Your assignment:
Retype each entry below exactly as it stands.

Input for this task:
---*---

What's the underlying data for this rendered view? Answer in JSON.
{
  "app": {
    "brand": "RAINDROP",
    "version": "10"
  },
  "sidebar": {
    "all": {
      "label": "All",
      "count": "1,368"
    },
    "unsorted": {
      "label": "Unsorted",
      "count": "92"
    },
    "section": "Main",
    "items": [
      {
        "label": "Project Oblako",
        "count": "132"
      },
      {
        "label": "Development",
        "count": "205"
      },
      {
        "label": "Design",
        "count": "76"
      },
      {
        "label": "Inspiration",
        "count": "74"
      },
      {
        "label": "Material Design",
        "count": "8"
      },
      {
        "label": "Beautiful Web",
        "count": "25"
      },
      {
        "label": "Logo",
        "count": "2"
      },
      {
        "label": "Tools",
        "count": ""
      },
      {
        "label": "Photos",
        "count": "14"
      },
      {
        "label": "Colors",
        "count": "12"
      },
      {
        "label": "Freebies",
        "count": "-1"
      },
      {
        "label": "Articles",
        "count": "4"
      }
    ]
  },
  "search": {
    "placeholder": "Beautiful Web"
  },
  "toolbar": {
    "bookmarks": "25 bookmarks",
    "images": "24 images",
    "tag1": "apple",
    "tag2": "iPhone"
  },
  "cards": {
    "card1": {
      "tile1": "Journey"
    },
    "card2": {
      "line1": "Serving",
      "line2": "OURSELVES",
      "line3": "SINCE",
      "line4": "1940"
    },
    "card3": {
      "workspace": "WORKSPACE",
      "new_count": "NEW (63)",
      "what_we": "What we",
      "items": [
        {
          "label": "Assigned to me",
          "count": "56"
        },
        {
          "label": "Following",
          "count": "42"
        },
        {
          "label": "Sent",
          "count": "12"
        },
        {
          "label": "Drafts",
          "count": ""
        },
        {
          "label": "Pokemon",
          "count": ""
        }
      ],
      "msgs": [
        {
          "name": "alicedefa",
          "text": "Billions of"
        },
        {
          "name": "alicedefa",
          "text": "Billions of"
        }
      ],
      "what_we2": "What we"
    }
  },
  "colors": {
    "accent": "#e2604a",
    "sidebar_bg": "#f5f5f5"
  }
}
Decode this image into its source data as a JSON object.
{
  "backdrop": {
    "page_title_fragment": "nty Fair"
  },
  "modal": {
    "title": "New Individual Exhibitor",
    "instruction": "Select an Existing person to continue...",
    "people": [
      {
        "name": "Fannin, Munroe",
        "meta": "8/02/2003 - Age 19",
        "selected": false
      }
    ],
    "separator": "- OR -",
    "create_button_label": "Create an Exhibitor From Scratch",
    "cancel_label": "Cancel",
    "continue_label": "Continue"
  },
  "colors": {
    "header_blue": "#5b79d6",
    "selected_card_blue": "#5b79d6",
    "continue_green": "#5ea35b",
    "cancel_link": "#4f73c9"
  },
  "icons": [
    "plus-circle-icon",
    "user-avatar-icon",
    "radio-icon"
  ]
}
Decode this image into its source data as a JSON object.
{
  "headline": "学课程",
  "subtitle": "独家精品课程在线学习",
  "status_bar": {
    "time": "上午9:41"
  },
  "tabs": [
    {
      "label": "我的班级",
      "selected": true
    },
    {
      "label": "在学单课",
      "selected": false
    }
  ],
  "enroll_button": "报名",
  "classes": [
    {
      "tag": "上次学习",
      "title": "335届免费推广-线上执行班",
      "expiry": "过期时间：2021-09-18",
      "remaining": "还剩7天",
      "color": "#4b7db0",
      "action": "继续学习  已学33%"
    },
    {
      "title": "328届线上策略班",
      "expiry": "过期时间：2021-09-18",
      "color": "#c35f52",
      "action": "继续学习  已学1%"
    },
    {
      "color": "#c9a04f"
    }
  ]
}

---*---

Response to this exercise:
What's the underlying data for this rendered view? Answer in JSON.
{
  "app": {
    "brand": "RAINDROP",
    "version": "10"
  },
  "sidebar": {
    "all": {
      "label": "All",
      "count": "1,368"
    },
    "unsorted": {
      "label": "Unsorted",
      "count": "92"
    },
    "section": "Main",
    "items": [
      {
        "label": "Project Oblako",
        "count": "132"
      },
      {
        "label": "Development",
        "count": "205"
      },
      {
        "label": "Design",
        "count": "76"
      },
      {
        "label": "Inspiration",
        "count": "74"
      },
      {
        "label": "Material Design",
        "count": "8"
      },
      {
        "label": "Beautiful Web",
        "count": "25"
      },
      {
        "label": "Logo",
        "count": "2"
      },
      {
        "label": "Tools",
        "count": ""
      },
      {
        "label": "Photos",
        "count": "14"
      },
      {
        "label": "Colors",
        "count": "12"
      },
      {
        "label": "Freebies",
        "count": "-1"
      },
      {
        "label": "Articles",
        "count": "4"
      }
    ]
  },
  "search": {
    "placeholder": "Beautiful Web"
  },
  "toolbar": {
    "bookmarks": "25 bookmarks",
    "images": "24 images",
    "tag1": "apple",
    "tag2": "iPhone"
  },
  "cards": {
    "card1": {
      "tile1": "Journey"
    },
    "card2": {
      "line1": "Serving",
      "line2": "OURSELVES",
      "line3": "SINCE",
      "line4": "1940"
    },
    "card3": {
      "workspace": "WORKSPACE",
      "new_count": "NEW (63)",
      "what_we": "What we",
      "items": [
        {
          "label": "Assigned to me",
          "count": "56"
        },
        {
          "label": "Following",
          "count": "42"
        },
        {
          "label": "Sent",
          "count": "12"
        },
        {
          "label": "Drafts",
          "count": ""
        },
        {
          "label": "Pokemon",
          "count": ""
        }
      ],
      "msgs": [
        {
          "name": "alicedefa",
          "text": "Billions of"
        },
        {
          "name": "alicedefa",
          "text": "Billions of"
        }
      ],
      "what_we2": "What we"
    }
  },
  "colors": {
    "accent": "#e2604a",
    "sidebar_bg": "#f5f5f5"
  }
}
Decode this image into its source data as a JSON object.
{
  "backdrop": {
    "page_title_fragment": "nty Fair"
  },
  "modal": {
    "title": "New Individual Exhibitor",
    "instruction": "Select an Existing person to continue...",
    "people": [
      {
        "name": "Fannin, Munroe",
        "meta": "8/02/2003 - Age 19",
        "selected": false
      }
    ],
    "separator": "- OR -",
    "create_button_label": "Create an Exhibitor From Scratch",
    "cancel_label": "Cancel",
    "continue_label": "Continue"
  },
  "colors": {
    "header_blue": "#5b79d6",
    "selected_card_blue": "#5b79d6",
    "continue_green": "#5ea35b",
    "cancel_link": "#4f73c9"
  },
  "icons": [
    "plus-circle-icon",
    "user-avatar-icon",
    "radio-icon"
  ]
}
Decode this image into its source data as a JSON object.
{
  "headline": "学课程",
  "subtitle": "独家精品课程在线学习",
  "status_bar": {
    "time": "上午9:41"
  },
  "tabs": [
    {
      "label": "我的班级",
      "selected": true
    },
    {
      "label": "在学单课",
      "selected": false
    }
  ],
  "enroll_button": "报名",
  "classes": [
    {
      "tag": "上次学习",
      "title": "335届免费推广-线上执行班",
      "expiry": "过期时间：2021-09-18",
      "remaining": "还剩7天",
      "color": "#4b7db0",
      "action": "继续学习  已学33%"
    },
    {
      "title": "328届线上策略班",
      "expiry": "过期时间：2021-09-18",
      "color": "#c35f52",
      "action": "继续学习  已学1%"
    },
    {
      "color": "#c9a04f"
    }
  ]
}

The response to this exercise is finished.